-- Opening Marker --

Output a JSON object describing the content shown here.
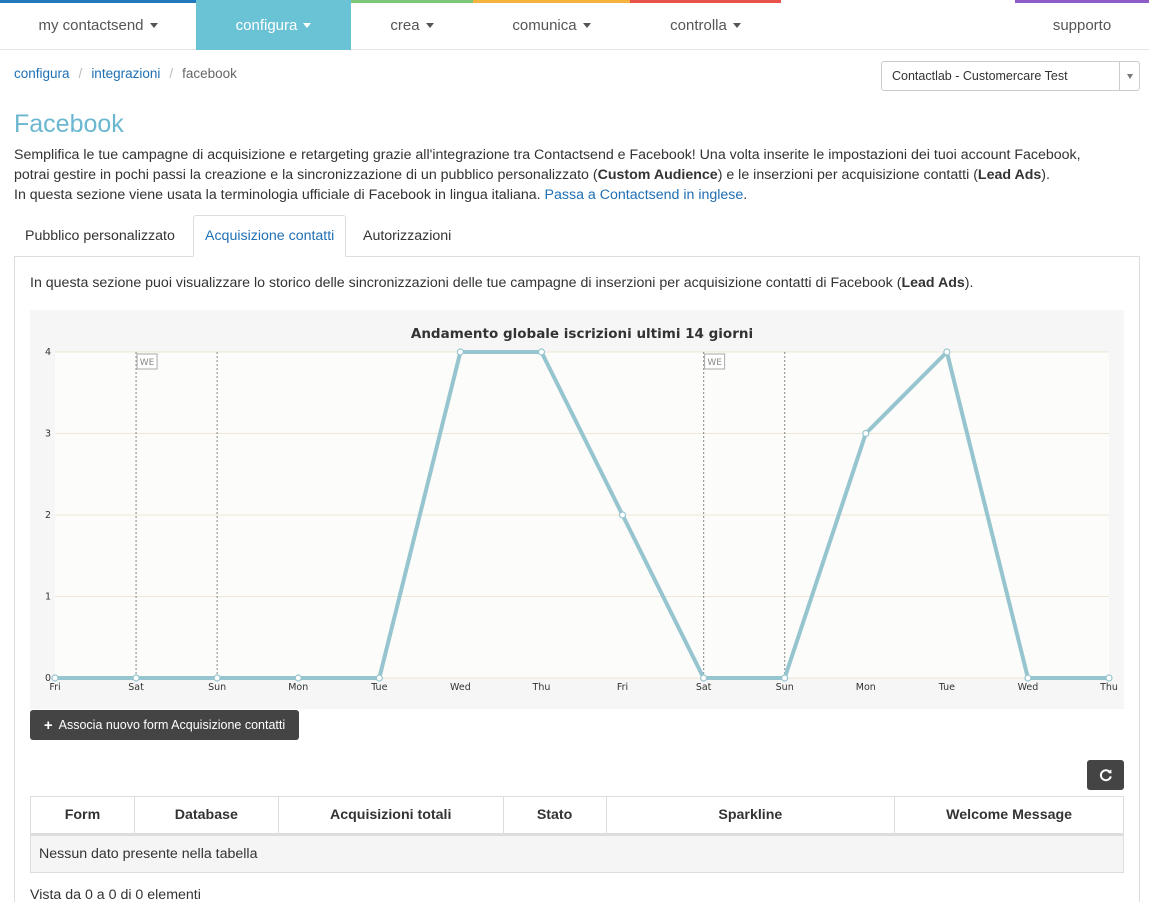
{
  "nav": {
    "items": [
      {
        "label": "my contactsend",
        "color": "#2278bd"
      },
      {
        "label": "configura",
        "color": "#6ac3d5"
      },
      {
        "label": "crea",
        "color": "#7cc67a"
      },
      {
        "label": "comunica",
        "color": "#f4b33f"
      },
      {
        "label": "controlla",
        "color": "#e9524b"
      }
    ],
    "support": {
      "label": "supporto",
      "color": "#8d5cc7"
    }
  },
  "breadcrumb": {
    "items": [
      "configura",
      "integrazioni"
    ],
    "current": "facebook"
  },
  "account_select": {
    "value": "Contactlab - Customercare Test"
  },
  "page": {
    "title": "Facebook",
    "intro_line1": "Semplifica le tue campagne di acquisizione e retargeting grazie all'integrazione tra Contactsend e Facebook! Una volta inserite le impostazioni dei tuoi account Facebook,",
    "intro_line2_pre": "potrai gestire in pochi passi la creazione e la sincronizzazione di un pubblico personalizzato (",
    "intro_line2_b1": "Custom Audience",
    "intro_line2_mid": ") e le inserzioni per acquisizione contatti (",
    "intro_line2_b2": "Lead Ads",
    "intro_line2_post": ").",
    "intro_line3_pre": "In questa sezione viene usata la terminologia ufficiale di Facebook in lingua italiana.",
    "intro_line3_link": "Passa a Contactsend in inglese",
    "intro_line3_post": "."
  },
  "tabs": [
    "Pubblico personalizzato",
    "Acquisizione contatti",
    "Autorizzazioni"
  ],
  "active_tab": "Acquisizione contatti",
  "panel": {
    "desc_pre": "In questa sezione puoi visualizzare lo storico delle sincronizzazioni delle tue campagne di inserzioni per acquisizione contatti di Facebook (",
    "desc_bold": "Lead Ads",
    "desc_post": ")."
  },
  "chart_data": {
    "type": "line",
    "title": "Andamento globale iscrizioni ultimi 14 giorni",
    "x": [
      "Fri",
      "Sat",
      "Sun",
      "Mon",
      "Tue",
      "Wed",
      "Thu",
      "Fri",
      "Sat",
      "Sun",
      "Mon",
      "Tue",
      "Wed",
      "Thu"
    ],
    "values": [
      0,
      0,
      0,
      0,
      0,
      4,
      4,
      2,
      0,
      0,
      3,
      4,
      0,
      0
    ],
    "ylim": [
      0,
      4
    ],
    "yticks": [
      0,
      1,
      2,
      3,
      4
    ],
    "weekend_label": "WE",
    "weekend_markers_at": [
      1,
      8
    ],
    "line_color": "#97c5cf",
    "grid": true
  },
  "buttons": {
    "add_form": "Associa nuovo form Acquisizione contatti"
  },
  "table": {
    "columns": [
      "Form",
      "Database",
      "Acquisizioni totali",
      "Stato",
      "Sparkline",
      "Welcome Message"
    ],
    "empty_text": "Nessun dato presente nella tabella",
    "info": "Vista da 0 a 0 di 0 elementi"
  }
}
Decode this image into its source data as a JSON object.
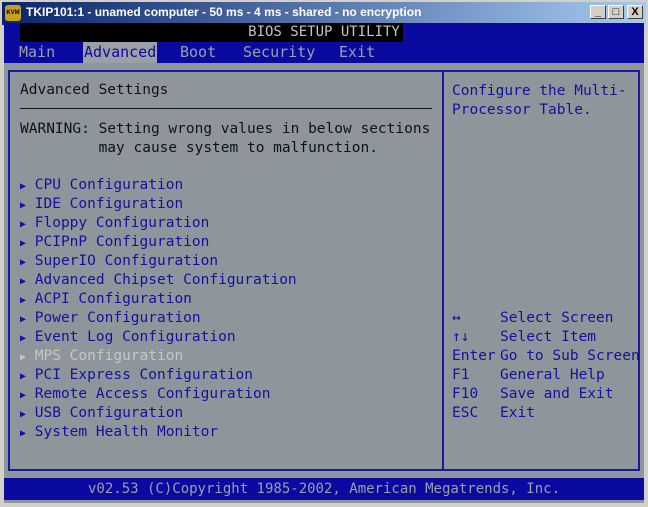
{
  "window": {
    "title": "TKIP101:1 - unamed computer - 50 ms - 4 ms - shared - no encryption",
    "icon": "kvm-icon",
    "buttons": [
      "_",
      "□",
      "X"
    ]
  },
  "bios": {
    "title": "BIOS SETUP UTILITY",
    "tabs": [
      "Main",
      "Advanced",
      "Boot",
      "Security",
      "Exit"
    ],
    "active_tab": "Advanced",
    "section_title": "Advanced Settings",
    "warning_line1": "WARNING: Setting wrong values in below sections",
    "warning_line2": "         may cause system to malfunction.",
    "items": [
      {
        "label": "CPU Configuration"
      },
      {
        "label": "IDE Configuration"
      },
      {
        "label": "Floppy Configuration"
      },
      {
        "label": "PCIPnP Configuration"
      },
      {
        "label": "SuperIO Configuration"
      },
      {
        "label": "Advanced Chipset Configuration"
      },
      {
        "label": "ACPI Configuration"
      },
      {
        "label": "Power Configuration"
      },
      {
        "label": "Event Log Configuration"
      },
      {
        "label": "MPS Configuration",
        "selected": true
      },
      {
        "label": "PCI Express Configuration"
      },
      {
        "label": "Remote Access Configuration"
      },
      {
        "label": "USB Configuration"
      },
      {
        "label": "System Health Monitor"
      }
    ],
    "help_line1": "Configure the Multi-",
    "help_line2": "Processor Table.",
    "keys": [
      {
        "key": "↔",
        "action": "Select Screen"
      },
      {
        "key": "↑↓",
        "action": "Select Item"
      },
      {
        "key": "Enter",
        "action": "Go to Sub Screen"
      },
      {
        "key": "F1",
        "action": "General Help"
      },
      {
        "key": "F10",
        "action": "Save and Exit"
      },
      {
        "key": "ESC",
        "action": "Exit"
      }
    ],
    "footer": "v02.53 (C)Copyright 1985-2002, American Megatrends, Inc.",
    "colors": {
      "background": "#8e969c",
      "bar": "#0a0aa0",
      "text": "#12129c",
      "selected": "#c6c6c6"
    }
  }
}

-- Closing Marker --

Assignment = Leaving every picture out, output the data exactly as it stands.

Answer space =
Output a JSON object describing the content shown here.
{
  "nav": {
    "items": [
      {
        "label": "my contactsend",
        "color": "#2278bd"
      },
      {
        "label": "configura",
        "color": "#6ac3d5"
      },
      {
        "label": "crea",
        "color": "#7cc67a"
      },
      {
        "label": "comunica",
        "color": "#f4b33f"
      },
      {
        "label": "controlla",
        "color": "#e9524b"
      }
    ],
    "support": {
      "label": "supporto",
      "color": "#8d5cc7"
    }
  },
  "breadcrumb": {
    "items": [
      "configura",
      "integrazioni"
    ],
    "current": "facebook"
  },
  "account_select": {
    "value": "Contactlab - Customercare Test"
  },
  "page": {
    "title": "Facebook",
    "intro_line1": "Semplifica le tue campagne di acquisizione e retargeting grazie all'integrazione tra Contactsend e Facebook! Una volta inserite le impostazioni dei tuoi account Facebook,",
    "intro_line2_pre": "potrai gestire in pochi passi la creazione e la sincronizzazione di un pubblico personalizzato (",
    "intro_line2_b1": "Custom Audience",
    "intro_line2_mid": ") e le inserzioni per acquisizione contatti (",
    "intro_line2_b2": "Lead Ads",
    "intro_line2_post": ").",
    "intro_line3_pre": "In questa sezione viene usata la terminologia ufficiale di Facebook in lingua italiana.",
    "intro_line3_link": "Passa a Contactsend in inglese",
    "intro_line3_post": "."
  },
  "tabs": [
    "Pubblico personalizzato",
    "Acquisizione contatti",
    "Autorizzazioni"
  ],
  "active_tab": "Acquisizione contatti",
  "panel": {
    "desc_pre": "In questa sezione puoi visualizzare lo storico delle sincronizzazioni delle tue campagne di inserzioni per acquisizione contatti di Facebook (",
    "desc_bold": "Lead Ads",
    "desc_post": ")."
  },
  "chart_data": {
    "type": "line",
    "title": "Andamento globale iscrizioni ultimi 14 giorni",
    "x": [
      "Fri",
      "Sat",
      "Sun",
      "Mon",
      "Tue",
      "Wed",
      "Thu",
      "Fri",
      "Sat",
      "Sun",
      "Mon",
      "Tue",
      "Wed",
      "Thu"
    ],
    "values": [
      0,
      0,
      0,
      0,
      0,
      4,
      4,
      2,
      0,
      0,
      3,
      4,
      0,
      0
    ],
    "ylim": [
      0,
      4
    ],
    "yticks": [
      0,
      1,
      2,
      3,
      4
    ],
    "weekend_label": "WE",
    "weekend_markers_at": [
      1,
      8
    ],
    "line_color": "#97c5cf",
    "grid": true
  },
  "buttons": {
    "add_form": "Associa nuovo form Acquisizione contatti"
  },
  "table": {
    "columns": [
      "Form",
      "Database",
      "Acquisizioni totali",
      "Stato",
      "Sparkline",
      "Welcome Message"
    ],
    "empty_text": "Nessun dato presente nella tabella",
    "info": "Vista da 0 a 0 di 0 elementi"
  }
}
Decode this image into its source data as a JSON object.
{
  "window": {
    "title": "TKIP101:1 - unamed computer - 50 ms - 4 ms - shared - no encryption",
    "icon": "kvm-icon",
    "buttons": [
      "_",
      "□",
      "X"
    ]
  },
  "bios": {
    "title": "BIOS SETUP UTILITY",
    "tabs": [
      "Main",
      "Advanced",
      "Boot",
      "Security",
      "Exit"
    ],
    "active_tab": "Advanced",
    "section_title": "Advanced Settings",
    "warning_line1": "WARNING: Setting wrong values in below sections",
    "warning_line2": "         may cause system to malfunction.",
    "items": [
      {
        "label": "CPU Configuration"
      },
      {
        "label": "IDE Configuration"
      },
      {
        "label": "Floppy Configuration"
      },
      {
        "label": "PCIPnP Configuration"
      },
      {
        "label": "SuperIO Configuration"
      },
      {
        "label": "Advanced Chipset Configuration"
      },
      {
        "label": "ACPI Configuration"
      },
      {
        "label": "Power Configuration"
      },
      {
        "label": "Event Log Configuration"
      },
      {
        "label": "MPS Configuration",
        "selected": true
      },
      {
        "label": "PCI Express Configuration"
      },
      {
        "label": "Remote Access Configuration"
      },
      {
        "label": "USB Configuration"
      },
      {
        "label": "System Health Monitor"
      }
    ],
    "help_line1": "Configure the Multi-",
    "help_line2": "Processor Table.",
    "keys": [
      {
        "key": "↔",
        "action": "Select Screen"
      },
      {
        "key": "↑↓",
        "action": "Select Item"
      },
      {
        "key": "Enter",
        "action": "Go to Sub Screen"
      },
      {
        "key": "F1",
        "action": "General Help"
      },
      {
        "key": "F10",
        "action": "Save and Exit"
      },
      {
        "key": "ESC",
        "action": "Exit"
      }
    ],
    "footer": "v02.53 (C)Copyright 1985-2002, American Megatrends, Inc.",
    "colors": {
      "background": "#8e969c",
      "bar": "#0a0aa0",
      "text": "#12129c",
      "selected": "#c6c6c6"
    }
  }
}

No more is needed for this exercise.